Ricardo Martinelli defeated the ruling party candidate
A conservative supermarket tycoon has won Panama's presidential election, reversing a recent trend of left-wing victories in Latin America.
Ricardo Martinelli had 61%, while the ruling party's Balbina Herrera was on 37%, with most of the votes counted.
Correspondents say voters seemed to warm to Mr Martinelli's message that he was the right man to steer Panama through the global economic crisis.
He will also oversee a $5bn (£3.3bn) expansion of the Panama Canal.
"The tribunal considers you the undisputed winner of this presidential contest," the head of the electoral tribunal told Mr Martinelli in a telephone call broadcast live on television and radio.
Mr Martinelli, the candidate of a right-wing alliance led by his Democratic Change (CD) party, said he would work for a national unity government because that was what the country was calling for.
Born 11 March 1952
Business degree from University of Arkansas
Owns Super 99 - Panama's biggest supermarket chain
Other businesses include: banking, agricultural, media
1994 - 1996: Head of Social Security
1999 - 2003: Chairman of Panama Canal Authority board, Minister for Canal Affairs
"Tomorrow we will all be Panamanians and we will change this country so that it has a good health system, good education, good transportation and good security," he said in his victory speech.
"We can't continue to have a country where 40% of Panamanians are poor."
Panama has enjoyed buoyant economic growth in recent years, averaging some 8.5%, but this is forecast to slow considerably this year as the global downturn affects the crucial trade link of the Panama Canal.
Panama receives a little under one-third of its tax revenues from the canal, but through traffic has been declining significantly.
Mr Martinelli, who is set to take office on 1 July, will also oversee the expansion of the canal approved and set in motion by the current President Martin Torrijos.
The expansion programme, scheduled to be competed in 2014, aims to increase the canal's capacity, making it big enough for supertankers and the largest container ships.
Five years ago when Mr Martinelli stood for president he only gained around 5% of the vote.
But the BBC's Will Grant, reporting from the region, says this time around he appeared more in touch with the concerns of poor Panamanians by promising to clamp down on political corruption and get tough on violent crime.

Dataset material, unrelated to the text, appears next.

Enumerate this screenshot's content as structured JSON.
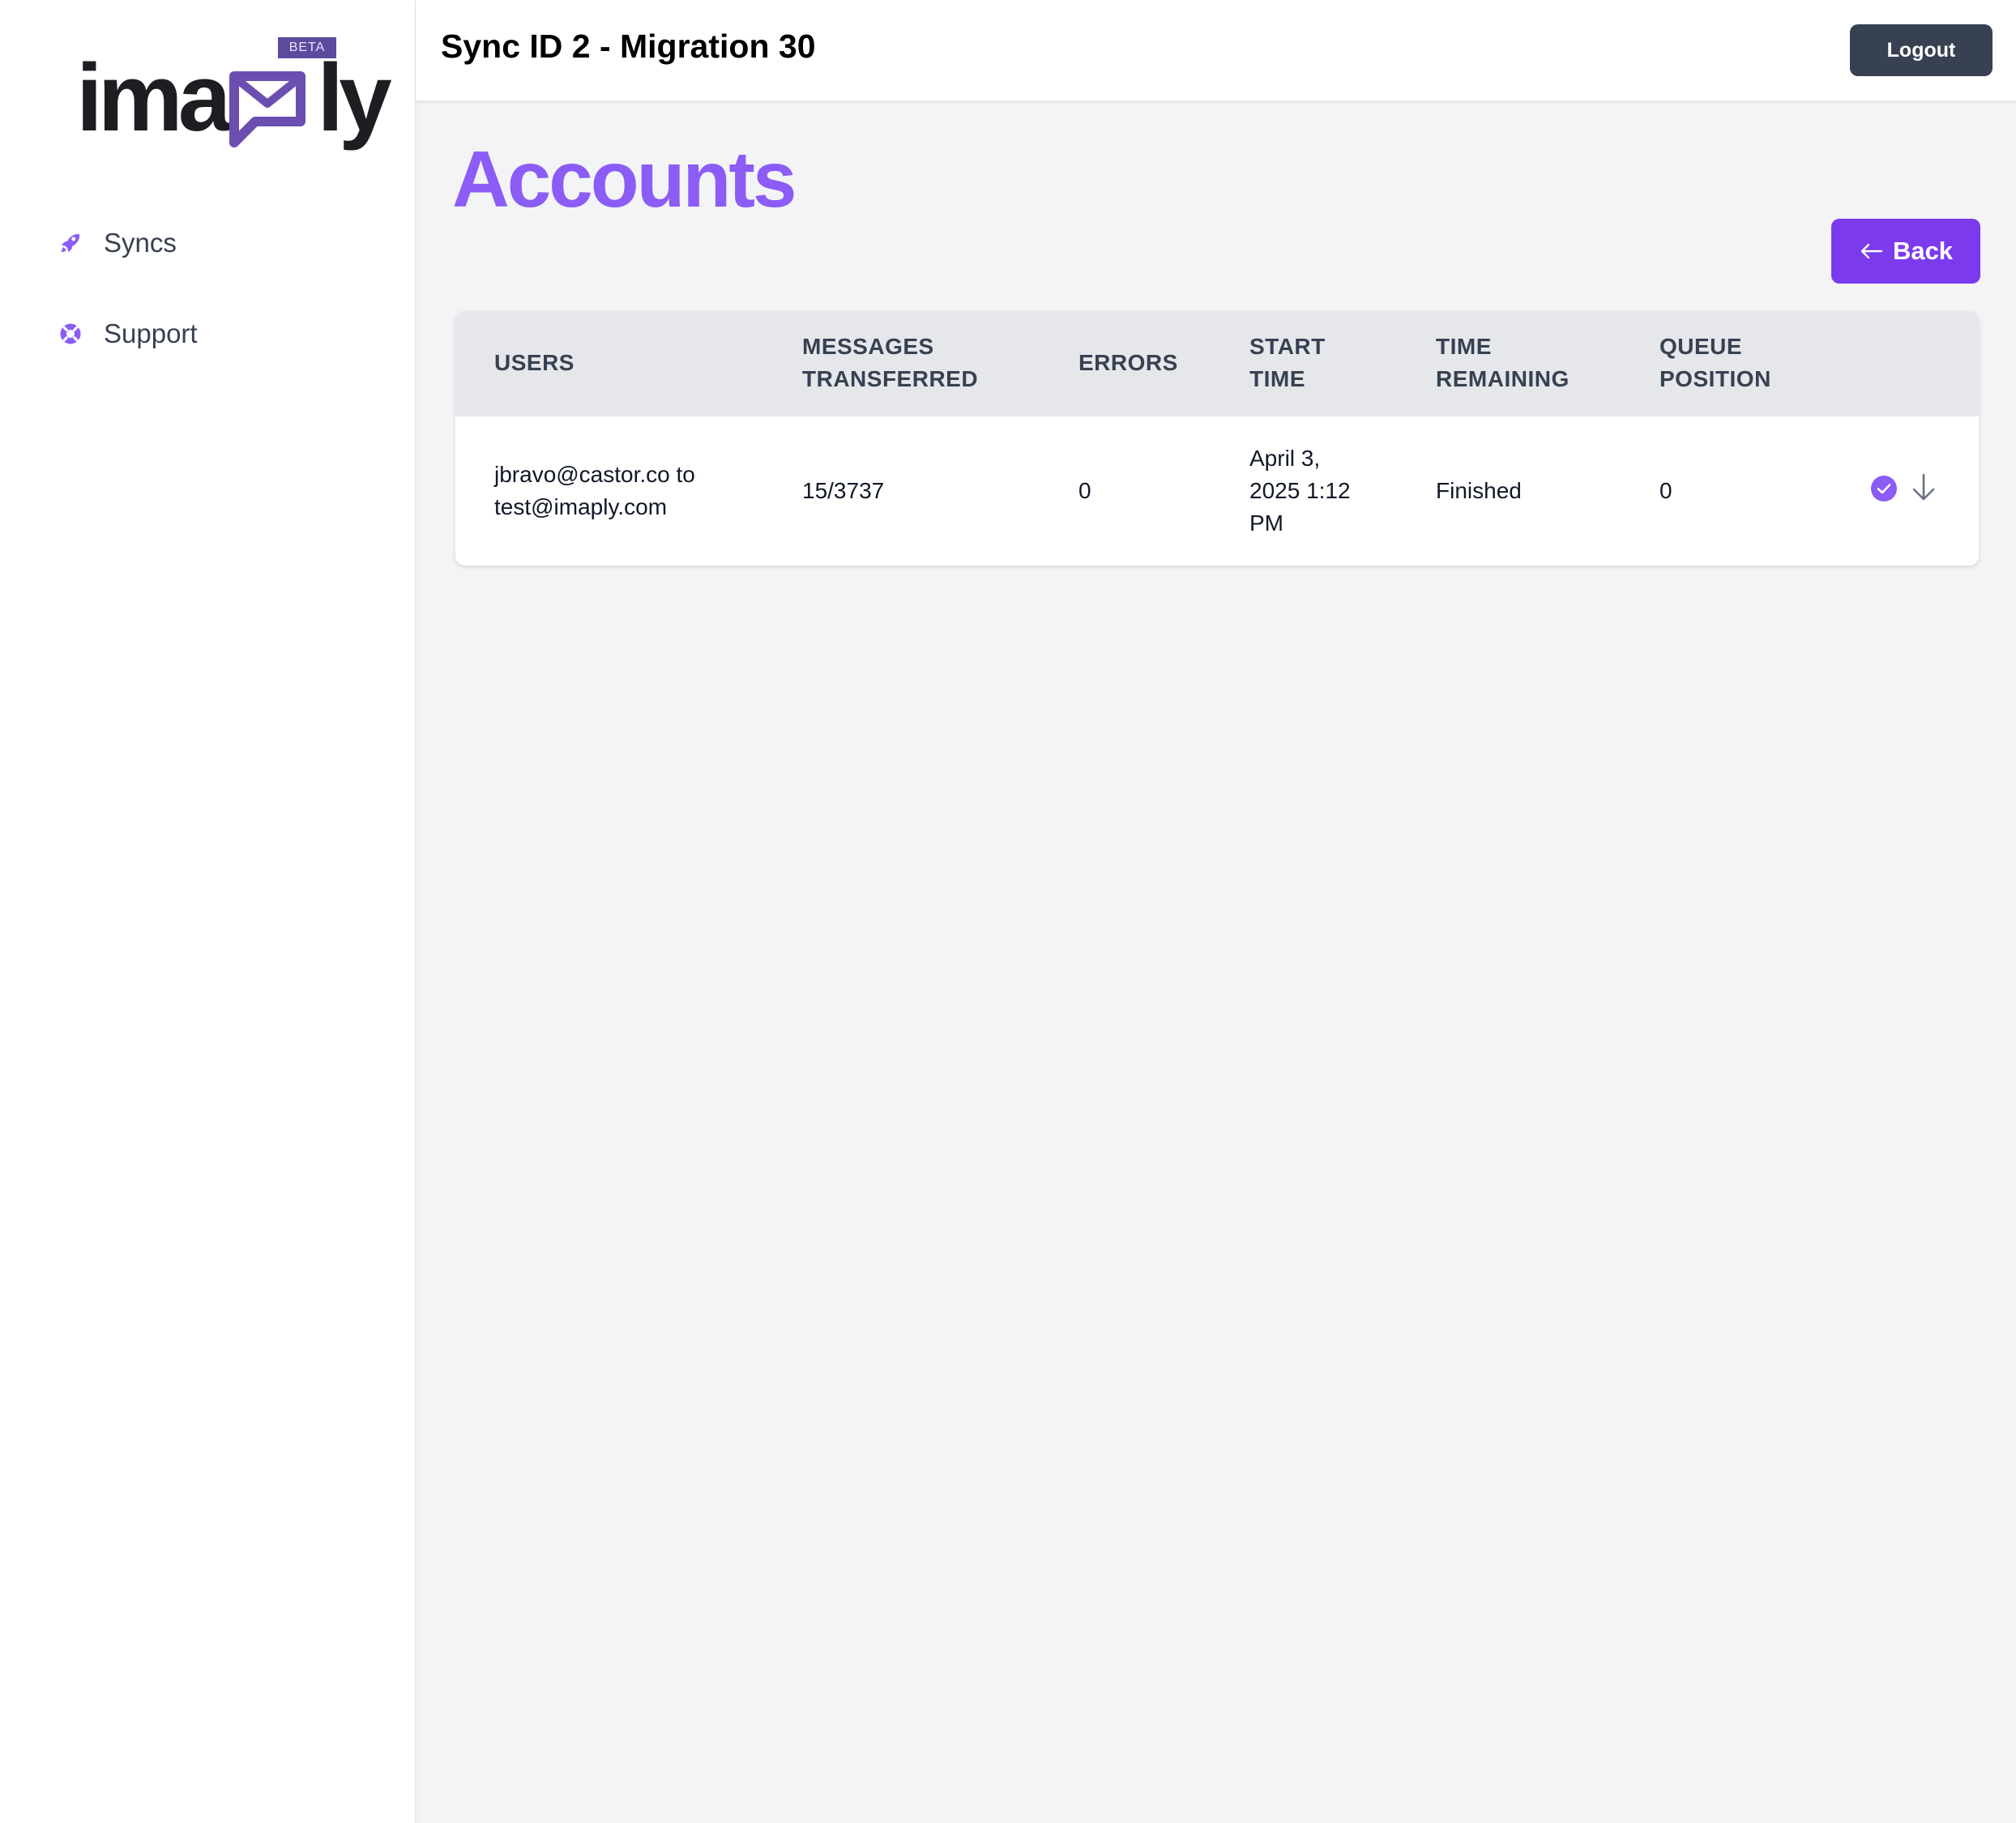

Voters were clearly impressed by the conservative candidate's business acumen and his bitter criticism of the current government, our correspondent adds, but amid the difficult economic situation, Mr Martinelli may be granted a very short honeymoon period in office.
Presidents in Panama are elected for a single, five-year term.